Working data START

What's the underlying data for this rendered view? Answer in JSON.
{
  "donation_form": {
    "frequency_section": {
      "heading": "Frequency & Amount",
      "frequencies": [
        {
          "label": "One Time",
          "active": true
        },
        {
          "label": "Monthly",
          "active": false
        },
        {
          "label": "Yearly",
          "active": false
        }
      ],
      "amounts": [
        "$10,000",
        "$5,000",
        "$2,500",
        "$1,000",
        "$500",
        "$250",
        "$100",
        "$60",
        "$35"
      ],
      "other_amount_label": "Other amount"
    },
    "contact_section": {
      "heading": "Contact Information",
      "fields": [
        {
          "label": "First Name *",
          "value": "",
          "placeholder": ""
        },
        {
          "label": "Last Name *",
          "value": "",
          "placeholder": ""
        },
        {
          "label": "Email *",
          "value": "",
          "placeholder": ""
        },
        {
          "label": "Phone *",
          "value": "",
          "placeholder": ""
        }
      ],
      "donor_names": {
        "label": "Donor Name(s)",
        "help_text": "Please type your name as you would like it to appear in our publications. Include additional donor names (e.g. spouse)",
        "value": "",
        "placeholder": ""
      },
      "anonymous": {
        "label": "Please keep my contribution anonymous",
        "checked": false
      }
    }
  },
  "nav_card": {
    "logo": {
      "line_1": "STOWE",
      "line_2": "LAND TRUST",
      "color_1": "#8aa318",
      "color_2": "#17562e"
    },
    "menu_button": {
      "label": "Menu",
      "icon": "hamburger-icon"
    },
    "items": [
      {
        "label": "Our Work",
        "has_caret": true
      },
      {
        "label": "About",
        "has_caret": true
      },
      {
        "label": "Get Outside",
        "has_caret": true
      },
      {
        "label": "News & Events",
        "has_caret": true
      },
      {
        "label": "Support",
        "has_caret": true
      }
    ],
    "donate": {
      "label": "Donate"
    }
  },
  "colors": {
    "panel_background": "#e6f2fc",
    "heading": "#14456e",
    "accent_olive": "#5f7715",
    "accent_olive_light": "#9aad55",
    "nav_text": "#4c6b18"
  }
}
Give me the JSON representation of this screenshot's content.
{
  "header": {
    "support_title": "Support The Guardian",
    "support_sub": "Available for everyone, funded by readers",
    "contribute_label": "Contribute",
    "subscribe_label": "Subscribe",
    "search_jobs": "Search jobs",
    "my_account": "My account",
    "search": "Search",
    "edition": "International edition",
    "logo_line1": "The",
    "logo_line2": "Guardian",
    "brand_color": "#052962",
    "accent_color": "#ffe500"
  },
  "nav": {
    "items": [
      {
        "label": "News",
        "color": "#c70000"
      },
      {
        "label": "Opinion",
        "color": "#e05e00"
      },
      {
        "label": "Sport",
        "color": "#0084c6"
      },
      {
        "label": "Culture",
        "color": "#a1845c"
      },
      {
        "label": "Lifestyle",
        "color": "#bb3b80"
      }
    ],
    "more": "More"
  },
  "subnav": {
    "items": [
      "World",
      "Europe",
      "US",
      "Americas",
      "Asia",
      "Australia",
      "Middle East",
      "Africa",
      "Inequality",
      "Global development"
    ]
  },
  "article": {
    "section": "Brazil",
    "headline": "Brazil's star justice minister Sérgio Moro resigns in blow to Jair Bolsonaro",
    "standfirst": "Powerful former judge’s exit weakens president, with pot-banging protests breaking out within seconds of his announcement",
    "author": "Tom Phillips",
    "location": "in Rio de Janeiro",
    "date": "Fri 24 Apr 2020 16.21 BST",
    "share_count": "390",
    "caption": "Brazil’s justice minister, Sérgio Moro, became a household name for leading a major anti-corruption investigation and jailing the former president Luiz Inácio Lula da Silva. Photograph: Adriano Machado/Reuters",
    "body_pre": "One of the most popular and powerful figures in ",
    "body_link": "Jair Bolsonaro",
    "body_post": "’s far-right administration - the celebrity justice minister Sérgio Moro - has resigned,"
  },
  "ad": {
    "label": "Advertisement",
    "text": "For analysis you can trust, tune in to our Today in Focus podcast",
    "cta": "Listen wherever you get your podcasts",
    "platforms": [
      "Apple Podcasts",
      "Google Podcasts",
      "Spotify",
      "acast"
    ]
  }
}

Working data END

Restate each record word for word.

Output of the task:
What's the underlying data for this rendered view? Answer in JSON.
{
  "donation_form": {
    "frequency_section": {
      "heading": "Frequency & Amount",
      "frequencies": [
        {
          "label": "One Time",
          "active": true
        },
        {
          "label": "Monthly",
          "active": false
        },
        {
          "label": "Yearly",
          "active": false
        }
      ],
      "amounts": [
        "$10,000",
        "$5,000",
        "$2,500",
        "$1,000",
        "$500",
        "$250",
        "$100",
        "$60",
        "$35"
      ],
      "other_amount_label": "Other amount"
    },
    "contact_section": {
      "heading": "Contact Information",
      "fields": [
        {
          "label": "First Name *",
          "value": "",
          "placeholder": ""
        },
        {
          "label": "Last Name *",
          "value": "",
          "placeholder": ""
        },
        {
          "label": "Email *",
          "value": "",
          "placeholder": ""
        },
        {
          "label": "Phone *",
          "value": "",
          "placeholder": ""
        }
      ],
      "donor_names": {
        "label": "Donor Name(s)",
        "help_text": "Please type your name as you would like it to appear in our publications. Include additional donor names (e.g. spouse)",
        "value": "",
        "placeholder": ""
      },
      "anonymous": {
        "label": "Please keep my contribution anonymous",
        "checked": false
      }
    }
  },
  "nav_card": {
    "logo": {
      "line_1": "STOWE",
      "line_2": "LAND TRUST",
      "color_1": "#8aa318",
      "color_2": "#17562e"
    },
    "menu_button": {
      "label": "Menu",
      "icon": "hamburger-icon"
    },
    "items": [
      {
        "label": "Our Work",
        "has_caret": true
      },
      {
        "label": "About",
        "has_caret": true
      },
      {
        "label": "Get Outside",
        "has_caret": true
      },
      {
        "label": "News & Events",
        "has_caret": true
      },
      {
        "label": "Support",
        "has_caret": true
      }
    ],
    "donate": {
      "label": "Donate"
    }
  },
  "colors": {
    "panel_background": "#e6f2fc",
    "heading": "#14456e",
    "accent_olive": "#5f7715",
    "accent_olive_light": "#9aad55",
    "nav_text": "#4c6b18"
  }
}
Give me the JSON representation of this screenshot's content.
{
  "header": {
    "support_title": "Support The Guardian",
    "support_sub": "Available for everyone, funded by readers",
    "contribute_label": "Contribute",
    "subscribe_label": "Subscribe",
    "search_jobs": "Search jobs",
    "my_account": "My account",
    "search": "Search",
    "edition": "International edition",
    "logo_line1": "The",
    "logo_line2": "Guardian",
    "brand_color": "#052962",
    "accent_color": "#ffe500"
  },
  "nav": {
    "items": [
      {
        "label": "News",
        "color": "#c70000"
      },
      {
        "label": "Opinion",
        "color": "#e05e00"
      },
      {
        "label": "Sport",
        "color": "#0084c6"
      },
      {
        "label": "Culture",
        "color": "#a1845c"
      },
      {
        "label": "Lifestyle",
        "color": "#bb3b80"
      }
    ],
    "more": "More"
  },
  "subnav": {
    "items": [
      "World",
      "Europe",
      "US",
      "Americas",
      "Asia",
      "Australia",
      "Middle East",
      "Africa",
      "Inequality",
      "Global development"
    ]
  },
  "article": {
    "section": "Brazil",
    "headline": "Brazil's star justice minister Sérgio Moro resigns in blow to Jair Bolsonaro",
    "standfirst": "Powerful former judge’s exit weakens president, with pot-banging protests breaking out within seconds of his announcement",
    "author": "Tom Phillips",
    "location": "in Rio de Janeiro",
    "date": "Fri 24 Apr 2020 16.21 BST",
    "share_count": "390",
    "caption": "Brazil’s justice minister, Sérgio Moro, became a household name for leading a major anti-corruption investigation and jailing the former president Luiz Inácio Lula da Silva. Photograph: Adriano Machado/Reuters",
    "body_pre": "One of the most popular and powerful figures in ",
    "body_link": "Jair Bolsonaro",
    "body_post": "’s far-right administration - the celebrity justice minister Sérgio Moro - has resigned,"
  },
  "ad": {
    "label": "Advertisement",
    "text": "For analysis you can trust, tune in to our Today in Focus podcast",
    "cta": "Listen wherever you get your podcasts",
    "platforms": [
      "Apple Podcasts",
      "Google Podcasts",
      "Spotify",
      "acast"
    ]
  }
}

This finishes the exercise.